• **WHAT IS NEEDED**:
Copy each line from the data that has the word "attempts" in it.

Collected data entries:
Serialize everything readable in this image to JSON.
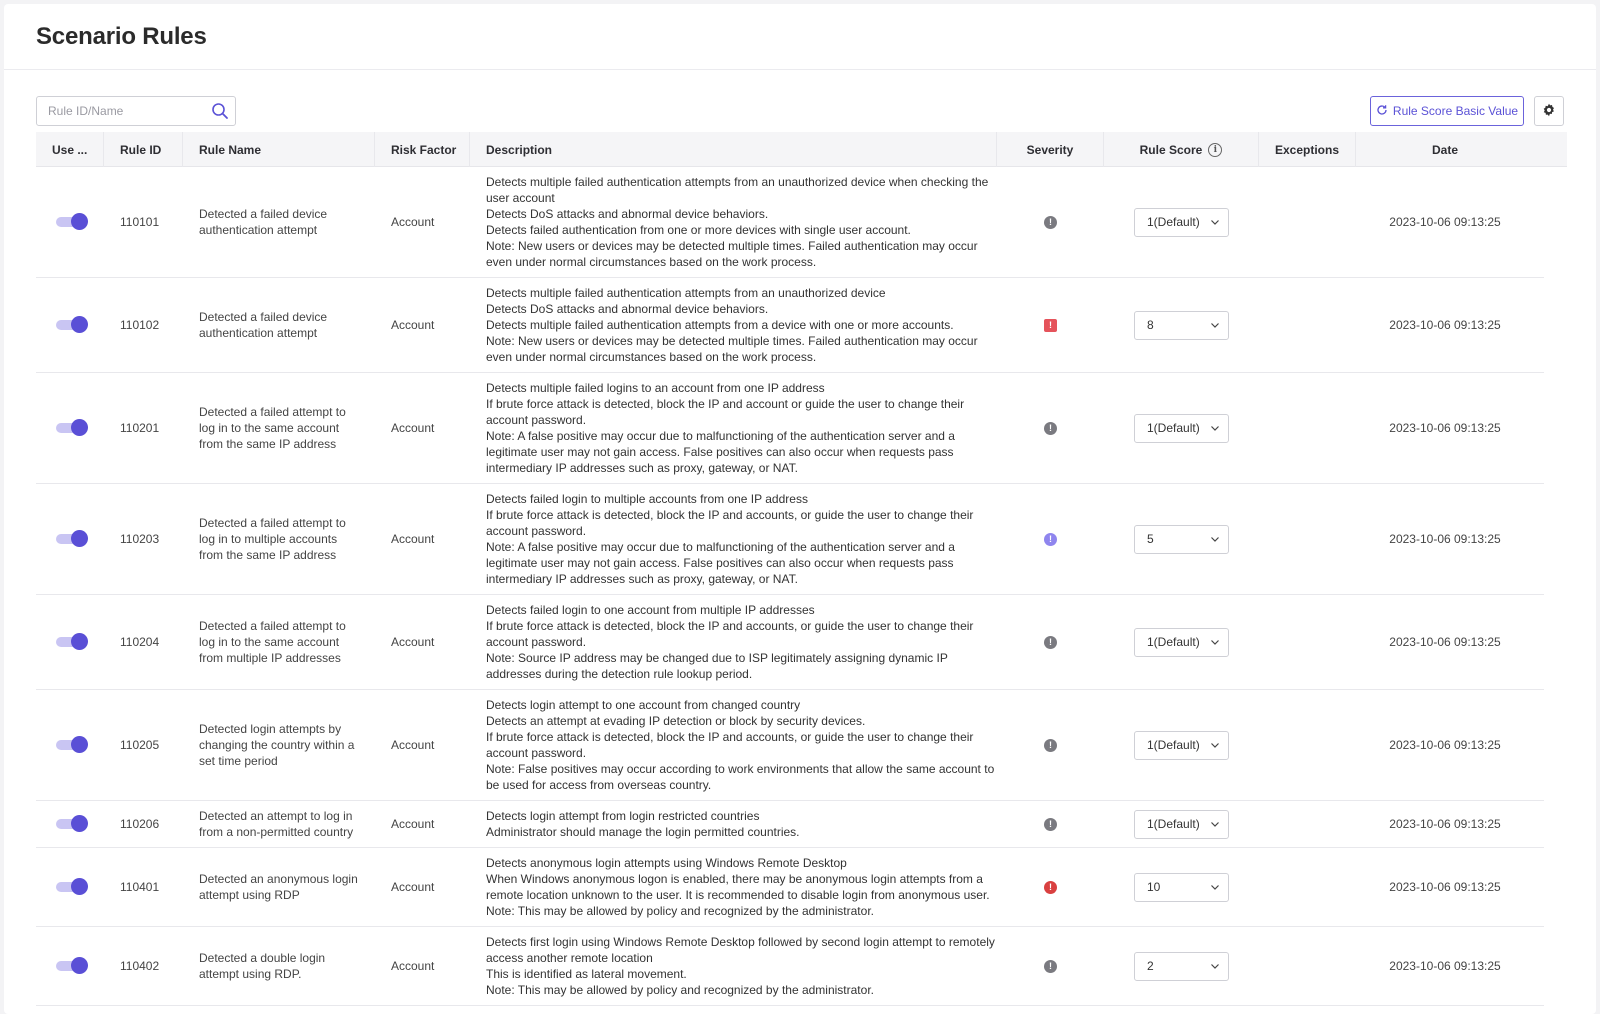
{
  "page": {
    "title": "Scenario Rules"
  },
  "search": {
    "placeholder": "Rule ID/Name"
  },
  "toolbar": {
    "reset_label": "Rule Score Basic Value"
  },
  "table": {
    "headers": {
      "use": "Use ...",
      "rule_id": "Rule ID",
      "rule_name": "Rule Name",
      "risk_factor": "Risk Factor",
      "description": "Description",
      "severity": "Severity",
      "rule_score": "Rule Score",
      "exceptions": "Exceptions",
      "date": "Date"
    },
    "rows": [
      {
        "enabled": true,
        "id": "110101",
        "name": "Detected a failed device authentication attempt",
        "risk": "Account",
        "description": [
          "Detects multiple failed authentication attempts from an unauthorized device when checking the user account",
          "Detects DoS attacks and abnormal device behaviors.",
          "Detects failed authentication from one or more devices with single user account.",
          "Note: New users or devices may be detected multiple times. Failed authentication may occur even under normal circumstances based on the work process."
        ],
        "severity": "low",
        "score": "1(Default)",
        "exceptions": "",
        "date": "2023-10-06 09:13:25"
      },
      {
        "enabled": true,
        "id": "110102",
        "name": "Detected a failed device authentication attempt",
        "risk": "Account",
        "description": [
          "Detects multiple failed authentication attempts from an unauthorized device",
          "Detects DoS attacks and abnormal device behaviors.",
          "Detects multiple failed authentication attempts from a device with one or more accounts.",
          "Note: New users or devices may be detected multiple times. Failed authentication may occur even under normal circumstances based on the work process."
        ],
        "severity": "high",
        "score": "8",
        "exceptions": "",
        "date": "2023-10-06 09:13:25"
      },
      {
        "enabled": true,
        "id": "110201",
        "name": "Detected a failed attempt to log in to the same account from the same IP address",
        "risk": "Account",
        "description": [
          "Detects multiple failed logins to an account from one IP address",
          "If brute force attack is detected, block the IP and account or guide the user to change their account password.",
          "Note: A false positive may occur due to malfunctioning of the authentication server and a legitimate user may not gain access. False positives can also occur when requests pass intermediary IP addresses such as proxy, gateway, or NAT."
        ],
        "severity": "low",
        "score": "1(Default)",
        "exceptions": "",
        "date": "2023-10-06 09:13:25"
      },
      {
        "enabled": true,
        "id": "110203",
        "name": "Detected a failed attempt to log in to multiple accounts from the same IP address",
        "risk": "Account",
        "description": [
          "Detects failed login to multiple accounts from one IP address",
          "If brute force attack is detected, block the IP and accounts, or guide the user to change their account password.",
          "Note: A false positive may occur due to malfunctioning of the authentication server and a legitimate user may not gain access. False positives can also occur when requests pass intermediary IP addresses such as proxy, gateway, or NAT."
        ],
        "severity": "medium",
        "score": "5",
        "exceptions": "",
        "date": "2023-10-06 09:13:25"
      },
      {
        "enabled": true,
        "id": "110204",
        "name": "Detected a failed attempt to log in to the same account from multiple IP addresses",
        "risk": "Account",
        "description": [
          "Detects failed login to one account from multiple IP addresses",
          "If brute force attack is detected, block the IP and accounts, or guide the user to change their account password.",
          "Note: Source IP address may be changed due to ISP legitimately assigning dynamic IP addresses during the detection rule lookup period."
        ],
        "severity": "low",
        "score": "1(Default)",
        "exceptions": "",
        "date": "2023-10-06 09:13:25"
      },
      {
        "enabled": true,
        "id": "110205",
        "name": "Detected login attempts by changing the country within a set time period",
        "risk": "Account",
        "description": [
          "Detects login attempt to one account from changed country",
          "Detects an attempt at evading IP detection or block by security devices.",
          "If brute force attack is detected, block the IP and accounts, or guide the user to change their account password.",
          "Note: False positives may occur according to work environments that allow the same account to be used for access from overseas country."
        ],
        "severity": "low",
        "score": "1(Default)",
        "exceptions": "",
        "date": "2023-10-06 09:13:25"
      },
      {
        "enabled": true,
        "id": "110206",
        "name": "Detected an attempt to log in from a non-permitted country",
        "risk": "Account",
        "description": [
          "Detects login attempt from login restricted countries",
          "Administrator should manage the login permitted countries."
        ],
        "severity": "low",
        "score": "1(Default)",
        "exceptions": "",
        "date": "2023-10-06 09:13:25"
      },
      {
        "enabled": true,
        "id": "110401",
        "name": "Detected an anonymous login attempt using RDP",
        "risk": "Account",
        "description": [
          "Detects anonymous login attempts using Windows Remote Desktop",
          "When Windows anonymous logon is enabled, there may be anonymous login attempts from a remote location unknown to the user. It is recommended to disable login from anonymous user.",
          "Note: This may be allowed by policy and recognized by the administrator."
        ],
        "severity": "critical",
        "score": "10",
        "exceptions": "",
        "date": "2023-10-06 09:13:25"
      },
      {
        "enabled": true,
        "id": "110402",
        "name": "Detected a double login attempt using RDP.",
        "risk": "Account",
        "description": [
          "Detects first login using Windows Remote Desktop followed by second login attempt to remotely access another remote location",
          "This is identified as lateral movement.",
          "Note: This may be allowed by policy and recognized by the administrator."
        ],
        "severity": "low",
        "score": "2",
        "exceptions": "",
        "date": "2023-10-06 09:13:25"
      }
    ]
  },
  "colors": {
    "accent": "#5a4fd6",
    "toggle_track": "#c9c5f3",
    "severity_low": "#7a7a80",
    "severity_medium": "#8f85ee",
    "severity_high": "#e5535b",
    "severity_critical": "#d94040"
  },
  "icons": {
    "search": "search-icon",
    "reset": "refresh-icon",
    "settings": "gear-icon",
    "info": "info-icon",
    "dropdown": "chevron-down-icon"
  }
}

• **RESPONSE AREA**:
          "Detects multiple failed authentication attempts from an unauthorized device when checking the user account",
          "Detects multiple failed authentication attempts from an unauthorized device",
          "Detects multiple failed authentication attempts from a device with one or more accounts.",
        "name": "Detected login attempts by changing the country within a set time period",
          "Detects anonymous login attempts using Windows Remote Desktop",
          "When Windows anonymous logon is enabled, there may be anonymous login attempts from a remote location unknown to the user. It is recommended to disable login from anonymous user.",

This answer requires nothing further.